To Kill a Mockingbird
A film by Robert Mulligan
English with English subtitles
13th June 2010; 5.45 pm
Perks Mini Theater, Perks School
Screening will be followed by 20 minutes
documentary with director Robert Mulligan,
Gregory Peck and others
Harper Lee's highly regarded and eminently successful first novel has been artfully and delicately translated to the screen."To Kill a Mockingbird" is a major film achievement, a significant, captivating and memorable picture that ranks with the best of recent years. Its success in the literary world seems certain to be replicated in the theatrical sphere.

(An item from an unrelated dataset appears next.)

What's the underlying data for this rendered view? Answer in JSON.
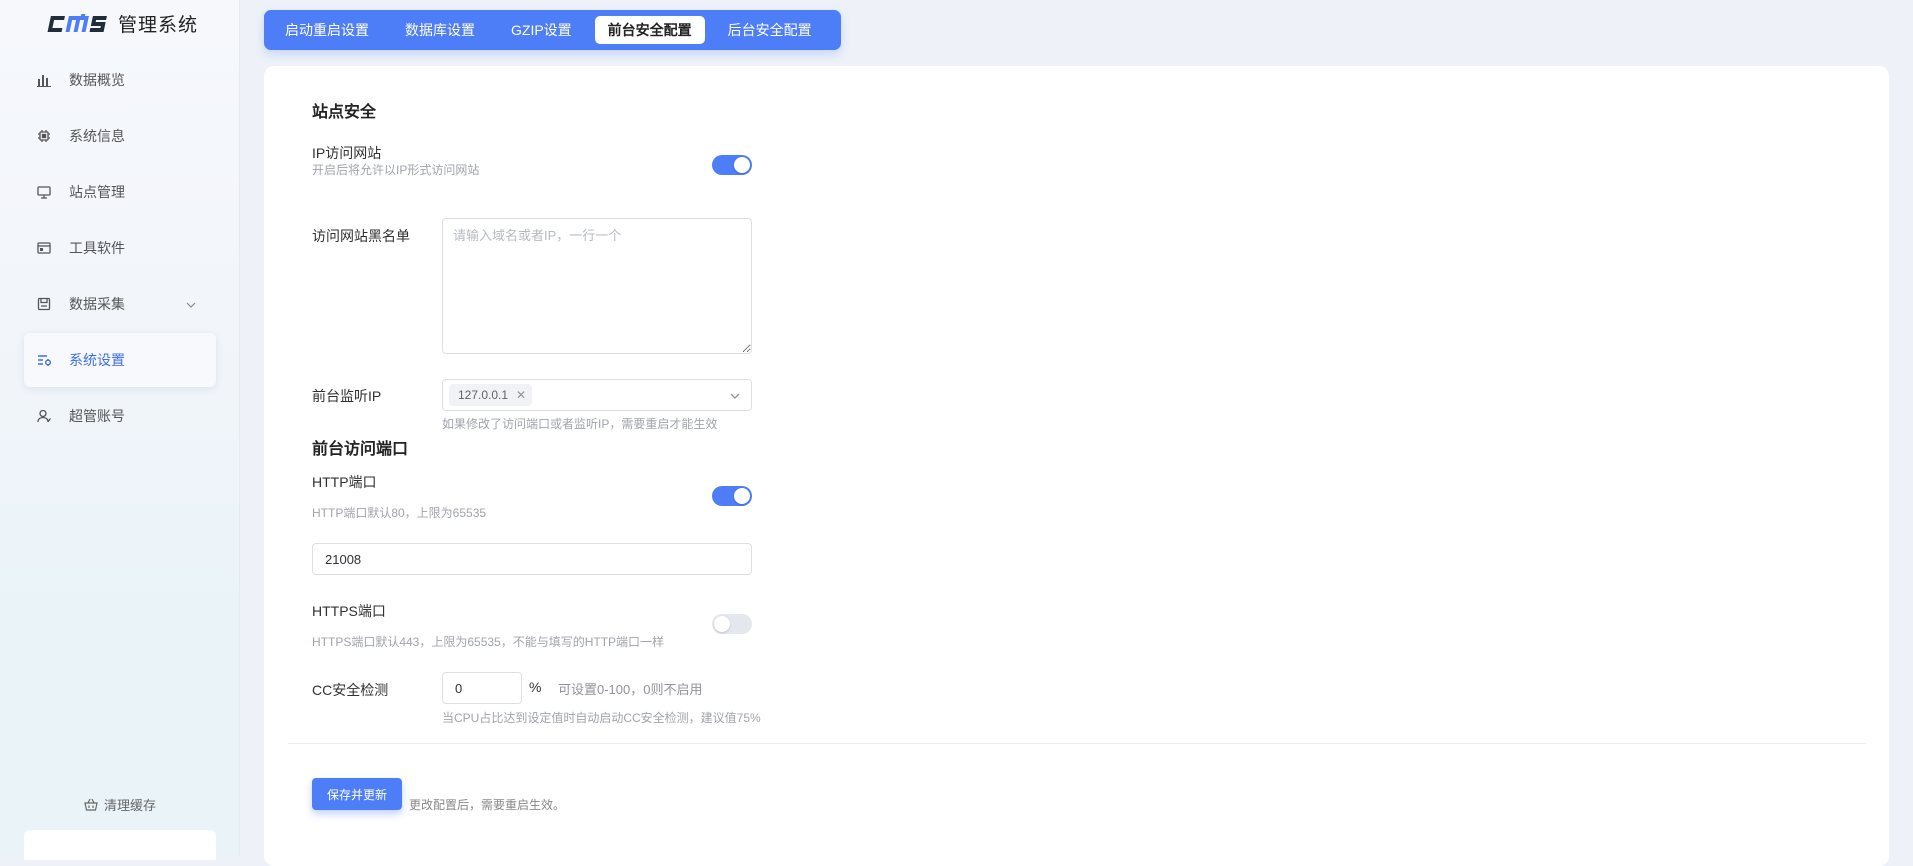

As it unfolds on the screen, "To Kill a Mockingbird" bears with it, oddly enough, alternating overtones of Faulkner, Twain, Steinbeck, Hitchcock and an Our Gang comedy. The power and fascination of the story lies in the disarming and enthralling contrast of its two basic plot components.
A telling indictment of racial prejudice in the deep South, it is also a charming tale of the emergence of two youngsters from the realm of wild childhood fantasy to the horizon of maturity, responsibility, compassion and social insight.
It is the story of a wise, gentle, soft-spoken Alabama lawyer (Gregory Peck) entrusted with the formidable dual chore of defending a Negro falsely accused of rape while raising his own impressionable, imaginative, motherless children in a hostile, terrifying environment of bigotry and economic depression.
The characters are strict where they stand, whether it’s good or evil, or anything that the kid’s memory makes up. It’s all really well made and I applaud these two for their work. I also applaud Horton Foote for his fine adaptation of this great book.
The performances are dead-on. Gregory Peck is masterful in the role of Atticus Finch, never overdoing his emotions. Mary Badham (who is sister of director John Badham) is also impressive as Scout but is closely matched by Phillip Alford as Jem. All three combined steal the show. The rest of the cast is also great, and you will forever have James Anderson as the evil “white trash” Bob Ewell.
It’s a family film that everyone should enjoy. One of the finest films ever made, this film will really make you remember those days when you were a kid and how great and happy and good looking the world around you looked, plus at the same time, teaching and refining some moral values that are still effervescent today as they were many years ago.
Robert Patrick Mulligan was born in the Bronx on Aug. 23, 1925. Mulligan studied at Fordham University before serving with the United States Marine Corps during World War II. At war's end, he obtained work in the editorial department of the New York Times, but left to pursue a career in television.
Employed by the CBS network, Mulligan began his television career at the bottom of the ladder as a messenger boy. He worked his way up, learned the business and by 1948 he was directing important dramatic series. In 1959 he won an Emmy Award for directing The Moon and Sixpence, a made-for-television production that marked the American small-screen debut of Laurence Olivier.
In 1957 Robert Mulligan directed his first motion picture (Fear Strikes Out) and five years later received wide acclaim and Academy Award and Directors Guild of America nominations for To Kill a Mockingbird. In the same year, he also directed a film with stars Rock Hudson and Burl Ives, called The Spiral Road, based on the book by Jan de Hartog.
In 1972, he was nominated for a Golden Globe Award for Best Director and another Directors Guild Award for the highly successful Summer of '42.
His final film was 1991's The Man in the Moon
In “To Kill a Mockingbird” and many other films, Mr. Mulligan was commended for his keen attention to the inner lives of young people, and for coaxing nuanced performances from the actors who played them.
"You never really understand a person," Atticus says, "until you consider things from his point of view. Until you climb inside of his skin and walk around in it." Tolerance ripening into fascination, and then to empathy: that was Mulligan's strength, especially in his psychological portraiture of the young. You could call him the J.D. Salinger of directors and be grateful that, in his movie heart, he stayed so young so long.
Mulligan passed away at the age of 83.